# Instructions to follow:
Exact repetition is the task: copy every entry below.

# Data supplied:

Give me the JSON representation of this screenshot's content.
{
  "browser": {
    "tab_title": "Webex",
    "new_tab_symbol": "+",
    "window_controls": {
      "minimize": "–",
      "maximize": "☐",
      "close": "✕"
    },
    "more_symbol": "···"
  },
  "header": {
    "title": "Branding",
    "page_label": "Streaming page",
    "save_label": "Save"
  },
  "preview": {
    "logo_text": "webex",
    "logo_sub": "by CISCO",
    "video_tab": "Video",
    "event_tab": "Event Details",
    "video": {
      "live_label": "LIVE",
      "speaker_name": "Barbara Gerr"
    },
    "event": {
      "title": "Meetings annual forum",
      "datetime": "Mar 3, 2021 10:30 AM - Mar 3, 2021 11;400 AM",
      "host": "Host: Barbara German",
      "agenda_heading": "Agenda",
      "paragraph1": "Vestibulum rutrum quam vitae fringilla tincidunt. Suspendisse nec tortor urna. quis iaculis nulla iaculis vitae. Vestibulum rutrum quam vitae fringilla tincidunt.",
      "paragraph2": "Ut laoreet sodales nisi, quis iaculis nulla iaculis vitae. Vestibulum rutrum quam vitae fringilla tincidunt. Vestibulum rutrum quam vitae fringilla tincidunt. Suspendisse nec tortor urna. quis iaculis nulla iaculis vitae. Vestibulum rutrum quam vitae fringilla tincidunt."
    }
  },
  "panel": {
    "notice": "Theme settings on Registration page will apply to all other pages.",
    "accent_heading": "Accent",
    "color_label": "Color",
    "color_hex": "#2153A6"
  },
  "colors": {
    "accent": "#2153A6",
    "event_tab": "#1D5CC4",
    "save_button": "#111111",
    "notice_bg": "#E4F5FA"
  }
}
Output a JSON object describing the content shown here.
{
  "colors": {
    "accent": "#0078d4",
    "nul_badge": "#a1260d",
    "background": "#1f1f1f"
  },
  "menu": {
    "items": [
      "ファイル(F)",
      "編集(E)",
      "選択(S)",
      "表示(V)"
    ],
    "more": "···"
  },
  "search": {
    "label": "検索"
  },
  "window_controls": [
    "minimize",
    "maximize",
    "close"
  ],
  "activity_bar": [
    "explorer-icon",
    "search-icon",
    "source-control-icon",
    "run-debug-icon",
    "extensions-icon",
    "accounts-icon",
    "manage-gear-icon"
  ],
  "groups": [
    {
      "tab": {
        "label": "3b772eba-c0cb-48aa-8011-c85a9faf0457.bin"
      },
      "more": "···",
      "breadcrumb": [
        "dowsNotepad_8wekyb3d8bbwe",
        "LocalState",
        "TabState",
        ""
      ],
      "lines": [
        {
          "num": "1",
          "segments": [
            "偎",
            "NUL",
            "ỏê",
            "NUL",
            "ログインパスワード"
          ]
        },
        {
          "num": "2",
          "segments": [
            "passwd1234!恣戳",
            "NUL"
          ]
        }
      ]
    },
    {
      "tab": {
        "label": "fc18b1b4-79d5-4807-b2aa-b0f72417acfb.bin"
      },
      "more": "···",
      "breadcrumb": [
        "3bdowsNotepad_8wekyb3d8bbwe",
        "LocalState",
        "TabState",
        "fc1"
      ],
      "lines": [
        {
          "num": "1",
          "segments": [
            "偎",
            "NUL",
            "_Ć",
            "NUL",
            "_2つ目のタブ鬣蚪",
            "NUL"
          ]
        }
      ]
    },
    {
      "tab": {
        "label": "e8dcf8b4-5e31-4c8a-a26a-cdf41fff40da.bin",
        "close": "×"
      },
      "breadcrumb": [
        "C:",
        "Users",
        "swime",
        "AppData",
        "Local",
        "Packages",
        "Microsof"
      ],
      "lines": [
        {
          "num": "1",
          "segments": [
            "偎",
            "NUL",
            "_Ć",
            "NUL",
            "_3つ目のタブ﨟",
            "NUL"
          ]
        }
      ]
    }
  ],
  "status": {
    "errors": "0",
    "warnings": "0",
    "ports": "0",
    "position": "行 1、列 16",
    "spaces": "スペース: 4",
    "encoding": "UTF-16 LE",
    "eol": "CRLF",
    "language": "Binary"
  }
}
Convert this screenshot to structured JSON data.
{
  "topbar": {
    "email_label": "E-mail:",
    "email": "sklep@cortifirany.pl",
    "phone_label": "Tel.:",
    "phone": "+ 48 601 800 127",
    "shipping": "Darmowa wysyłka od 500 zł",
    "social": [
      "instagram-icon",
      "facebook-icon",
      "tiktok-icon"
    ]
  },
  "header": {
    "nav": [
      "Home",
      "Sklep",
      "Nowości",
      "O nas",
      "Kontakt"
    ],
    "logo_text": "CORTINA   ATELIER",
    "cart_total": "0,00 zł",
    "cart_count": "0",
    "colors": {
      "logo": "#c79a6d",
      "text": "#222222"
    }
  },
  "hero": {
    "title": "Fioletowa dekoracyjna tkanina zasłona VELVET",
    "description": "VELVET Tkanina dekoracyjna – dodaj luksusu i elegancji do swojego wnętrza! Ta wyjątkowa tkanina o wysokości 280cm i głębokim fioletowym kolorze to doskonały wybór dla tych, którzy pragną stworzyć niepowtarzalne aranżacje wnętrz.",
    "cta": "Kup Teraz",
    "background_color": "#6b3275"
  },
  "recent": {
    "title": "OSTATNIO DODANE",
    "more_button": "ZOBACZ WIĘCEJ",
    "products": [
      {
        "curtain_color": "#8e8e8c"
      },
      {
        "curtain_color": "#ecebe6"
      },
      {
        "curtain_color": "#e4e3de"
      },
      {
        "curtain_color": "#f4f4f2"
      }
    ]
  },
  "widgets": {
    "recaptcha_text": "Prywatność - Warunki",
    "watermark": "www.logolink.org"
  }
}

# Task result:
Give me the JSON representation of this screenshot's content.
{
  "browser": {
    "tab_title": "Webex",
    "new_tab_symbol": "+",
    "window_controls": {
      "minimize": "–",
      "maximize": "☐",
      "close": "✕"
    },
    "more_symbol": "···"
  },
  "header": {
    "title": "Branding",
    "page_label": "Streaming page",
    "save_label": "Save"
  },
  "preview": {
    "logo_text": "webex",
    "logo_sub": "by CISCO",
    "video_tab": "Video",
    "event_tab": "Event Details",
    "video": {
      "live_label": "LIVE",
      "speaker_name": "Barbara Gerr"
    },
    "event": {
      "title": "Meetings annual forum",
      "datetime": "Mar 3, 2021 10:30 AM - Mar 3, 2021 11;400 AM",
      "host": "Host: Barbara German",
      "agenda_heading": "Agenda",
      "paragraph1": "Vestibulum rutrum quam vitae fringilla tincidunt. Suspendisse nec tortor urna. quis iaculis nulla iaculis vitae. Vestibulum rutrum quam vitae fringilla tincidunt.",
      "paragraph2": "Ut laoreet sodales nisi, quis iaculis nulla iaculis vitae. Vestibulum rutrum quam vitae fringilla tincidunt. Vestibulum rutrum quam vitae fringilla tincidunt. Suspendisse nec tortor urna. quis iaculis nulla iaculis vitae. Vestibulum rutrum quam vitae fringilla tincidunt."
    }
  },
  "panel": {
    "notice": "Theme settings on Registration page will apply to all other pages.",
    "accent_heading": "Accent",
    "color_label": "Color",
    "color_hex": "#2153A6"
  },
  "colors": {
    "accent": "#2153A6",
    "event_tab": "#1D5CC4",
    "save_button": "#111111",
    "notice_bg": "#E4F5FA"
  }
}
Output a JSON object describing the content shown here.
{
  "colors": {
    "accent": "#0078d4",
    "nul_badge": "#a1260d",
    "background": "#1f1f1f"
  },
  "menu": {
    "items": [
      "ファイル(F)",
      "編集(E)",
      "選択(S)",
      "表示(V)"
    ],
    "more": "···"
  },
  "search": {
    "label": "検索"
  },
  "window_controls": [
    "minimize",
    "maximize",
    "close"
  ],
  "activity_bar": [
    "explorer-icon",
    "search-icon",
    "source-control-icon",
    "run-debug-icon",
    "extensions-icon",
    "accounts-icon",
    "manage-gear-icon"
  ],
  "groups": [
    {
      "tab": {
        "label": "3b772eba-c0cb-48aa-8011-c85a9faf0457.bin"
      },
      "more": "···",
      "breadcrumb": [
        "dowsNotepad_8wekyb3d8bbwe",
        "LocalState",
        "TabState",
        ""
      ],
      "lines": [
        {
          "num": "1",
          "segments": [
            "偎",
            "NUL",
            "ỏê",
            "NUL",
            "ログインパスワード"
          ]
        },
        {
          "num": "2",
          "segments": [
            "passwd1234!恣戳",
            "NUL"
          ]
        }
      ]
    },
    {
      "tab": {
        "label": "fc18b1b4-79d5-4807-b2aa-b0f72417acfb.bin"
      },
      "more": "···",
      "breadcrumb": [
        "3bdowsNotepad_8wekyb3d8bbwe",
        "LocalState",
        "TabState",
        "fc1"
      ],
      "lines": [
        {
          "num": "1",
          "segments": [
            "偎",
            "NUL",
            "_Ć",
            "NUL",
            "_2つ目のタブ鬣蚪",
            "NUL"
          ]
        }
      ]
    },
    {
      "tab": {
        "label": "e8dcf8b4-5e31-4c8a-a26a-cdf41fff40da.bin",
        "close": "×"
      },
      "breadcrumb": [
        "C:",
        "Users",
        "swime",
        "AppData",
        "Local",
        "Packages",
        "Microsof"
      ],
      "lines": [
        {
          "num": "1",
          "segments": [
            "偎",
            "NUL",
            "_Ć",
            "NUL",
            "_3つ目のタブ﨟",
            "NUL"
          ]
        }
      ]
    }
  ],
  "status": {
    "errors": "0",
    "warnings": "0",
    "ports": "0",
    "position": "行 1、列 16",
    "spaces": "スペース: 4",
    "encoding": "UTF-16 LE",
    "eol": "CRLF",
    "language": "Binary"
  }
}
Convert this screenshot to structured JSON data.
{
  "topbar": {
    "email_label": "E-mail:",
    "email": "sklep@cortifirany.pl",
    "phone_label": "Tel.:",
    "phone": "+ 48 601 800 127",
    "shipping": "Darmowa wysyłka od 500 zł",
    "social": [
      "instagram-icon",
      "facebook-icon",
      "tiktok-icon"
    ]
  },
  "header": {
    "nav": [
      "Home",
      "Sklep",
      "Nowości",
      "O nas",
      "Kontakt"
    ],
    "logo_text": "CORTINA   ATELIER",
    "cart_total": "0,00 zł",
    "cart_count": "0",
    "colors": {
      "logo": "#c79a6d",
      "text": "#222222"
    }
  },
  "hero": {
    "title": "Fioletowa dekoracyjna tkanina zasłona VELVET",
    "description": "VELVET Tkanina dekoracyjna – dodaj luksusu i elegancji do swojego wnętrza! Ta wyjątkowa tkanina o wysokości 280cm i głębokim fioletowym kolorze to doskonały wybór dla tych, którzy pragną stworzyć niepowtarzalne aranżacje wnętrz.",
    "cta": "Kup Teraz",
    "background_color": "#6b3275"
  },
  "recent": {
    "title": "OSTATNIO DODANE",
    "more_button": "ZOBACZ WIĘCEJ",
    "products": [
      {
        "curtain_color": "#8e8e8c"
      },
      {
        "curtain_color": "#ecebe6"
      },
      {
        "curtain_color": "#e4e3de"
      },
      {
        "curtain_color": "#f4f4f2"
      }
    ]
  },
  "widgets": {
    "recaptcha_text": "Prywatność - Warunki",
    "watermark": "www.logolink.org"
  }
}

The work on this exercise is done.